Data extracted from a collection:
--

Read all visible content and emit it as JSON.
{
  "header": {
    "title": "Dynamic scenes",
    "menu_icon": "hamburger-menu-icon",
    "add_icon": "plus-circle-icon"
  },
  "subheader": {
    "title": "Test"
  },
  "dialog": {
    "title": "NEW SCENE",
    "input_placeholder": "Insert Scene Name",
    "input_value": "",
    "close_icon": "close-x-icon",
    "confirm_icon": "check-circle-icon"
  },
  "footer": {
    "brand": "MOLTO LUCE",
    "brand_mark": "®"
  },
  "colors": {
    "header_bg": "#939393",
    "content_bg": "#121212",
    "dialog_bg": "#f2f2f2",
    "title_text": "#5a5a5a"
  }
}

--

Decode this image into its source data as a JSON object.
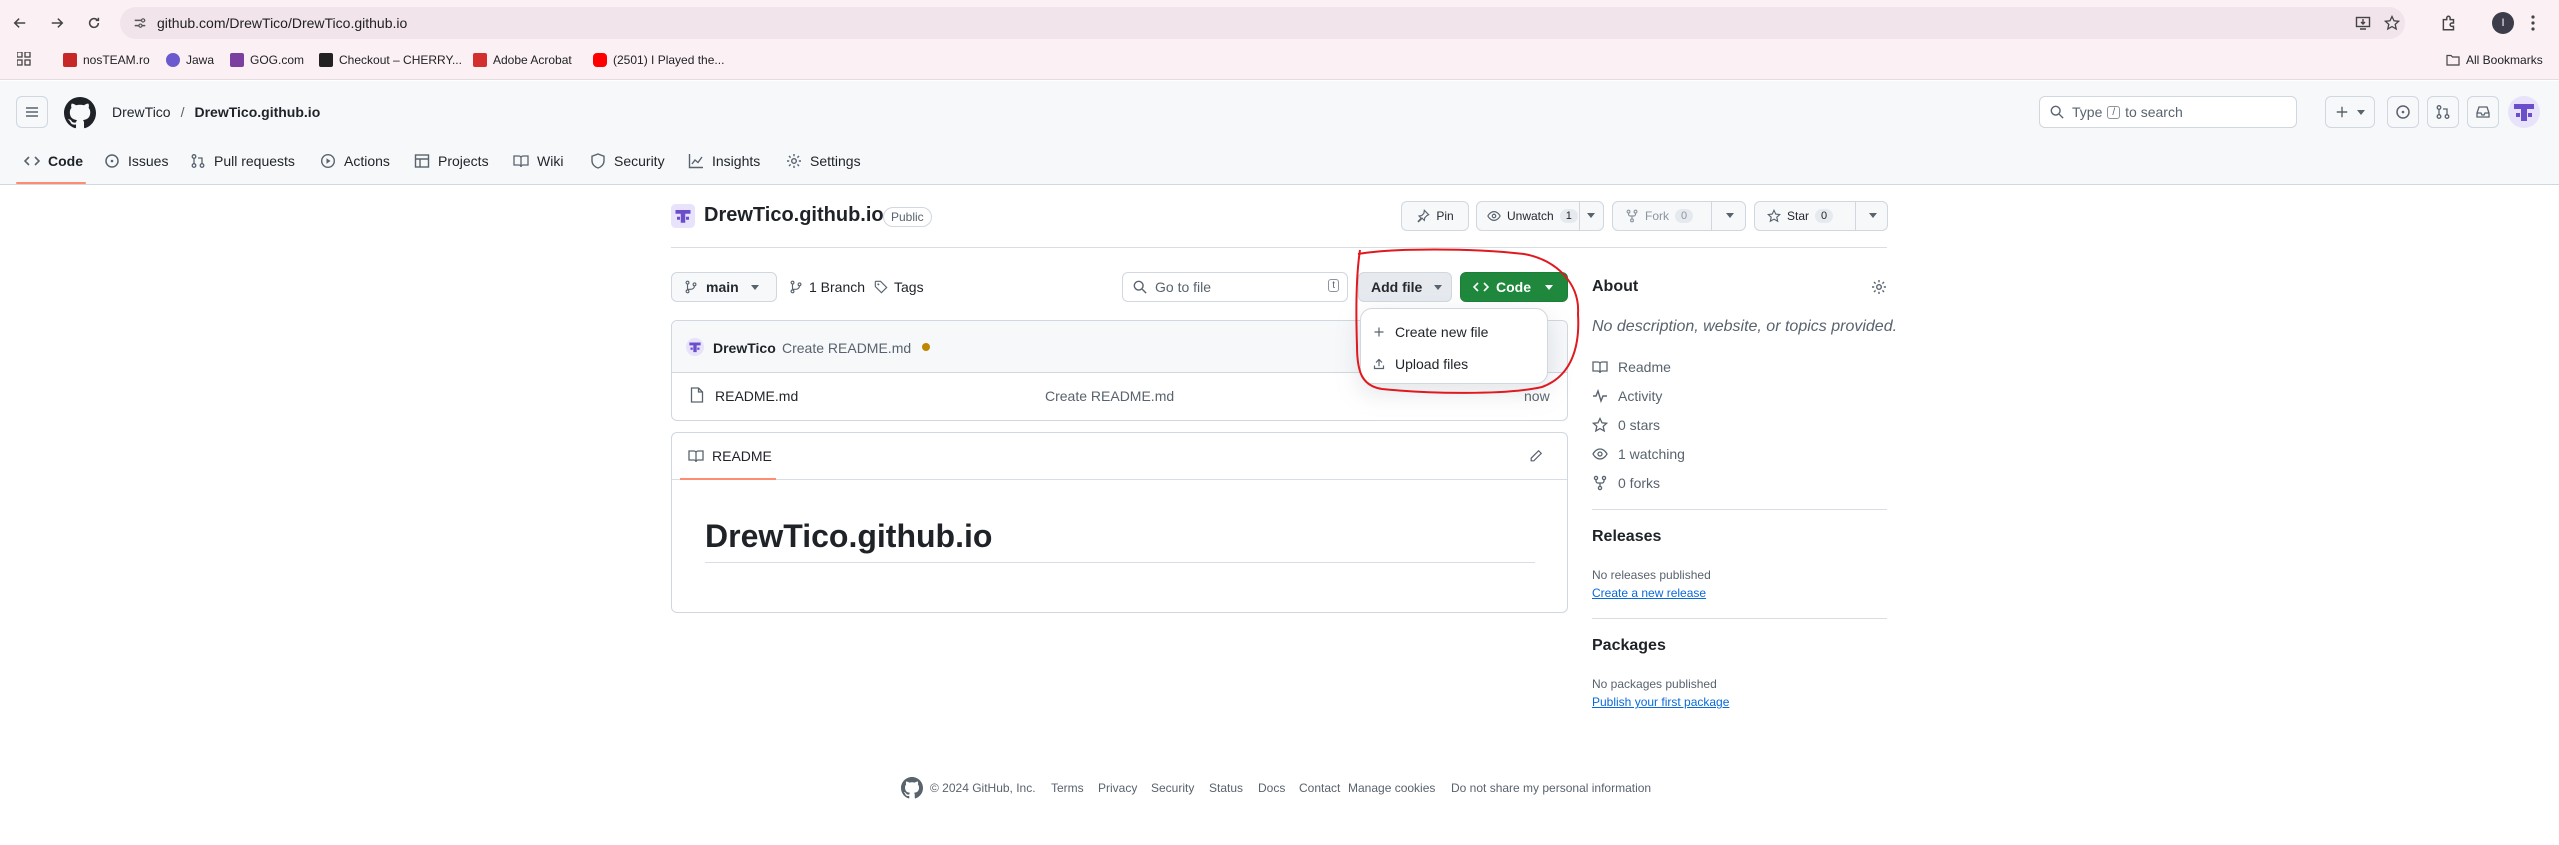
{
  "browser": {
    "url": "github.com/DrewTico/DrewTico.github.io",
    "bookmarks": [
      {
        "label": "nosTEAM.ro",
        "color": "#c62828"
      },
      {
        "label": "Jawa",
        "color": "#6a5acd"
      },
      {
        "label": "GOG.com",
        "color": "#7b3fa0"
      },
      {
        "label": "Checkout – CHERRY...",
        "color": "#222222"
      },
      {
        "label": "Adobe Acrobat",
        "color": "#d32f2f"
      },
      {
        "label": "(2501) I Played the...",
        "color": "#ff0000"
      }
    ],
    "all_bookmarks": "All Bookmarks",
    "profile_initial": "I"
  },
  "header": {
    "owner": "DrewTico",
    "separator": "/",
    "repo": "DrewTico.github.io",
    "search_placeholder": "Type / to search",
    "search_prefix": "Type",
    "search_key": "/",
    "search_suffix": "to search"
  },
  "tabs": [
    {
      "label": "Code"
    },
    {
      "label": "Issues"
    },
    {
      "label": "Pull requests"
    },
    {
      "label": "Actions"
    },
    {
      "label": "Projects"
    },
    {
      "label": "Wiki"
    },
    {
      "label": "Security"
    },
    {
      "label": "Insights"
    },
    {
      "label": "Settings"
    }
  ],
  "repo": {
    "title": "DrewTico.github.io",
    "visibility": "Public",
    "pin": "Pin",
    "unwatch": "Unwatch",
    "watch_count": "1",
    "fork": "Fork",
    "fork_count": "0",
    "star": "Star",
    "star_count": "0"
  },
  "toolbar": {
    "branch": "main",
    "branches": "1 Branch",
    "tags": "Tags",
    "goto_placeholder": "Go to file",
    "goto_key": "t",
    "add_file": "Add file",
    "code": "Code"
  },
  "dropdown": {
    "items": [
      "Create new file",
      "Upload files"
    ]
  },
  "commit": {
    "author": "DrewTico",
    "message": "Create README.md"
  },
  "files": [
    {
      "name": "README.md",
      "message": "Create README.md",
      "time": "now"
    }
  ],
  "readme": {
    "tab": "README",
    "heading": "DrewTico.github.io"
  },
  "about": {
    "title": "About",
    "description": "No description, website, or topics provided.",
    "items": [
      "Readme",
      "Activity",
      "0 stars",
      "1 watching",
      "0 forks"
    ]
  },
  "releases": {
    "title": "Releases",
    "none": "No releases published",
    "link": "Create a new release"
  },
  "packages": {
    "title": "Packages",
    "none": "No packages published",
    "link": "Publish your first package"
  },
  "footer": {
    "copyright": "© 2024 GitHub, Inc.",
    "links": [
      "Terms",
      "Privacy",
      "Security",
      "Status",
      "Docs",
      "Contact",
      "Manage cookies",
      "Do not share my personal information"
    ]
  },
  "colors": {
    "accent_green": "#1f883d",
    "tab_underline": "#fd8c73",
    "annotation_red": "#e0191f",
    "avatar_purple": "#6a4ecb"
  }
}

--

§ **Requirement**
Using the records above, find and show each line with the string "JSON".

§ **Answer below**
Read all visible content and emit it as JSON.
Decode this image into its source data as a JSON object.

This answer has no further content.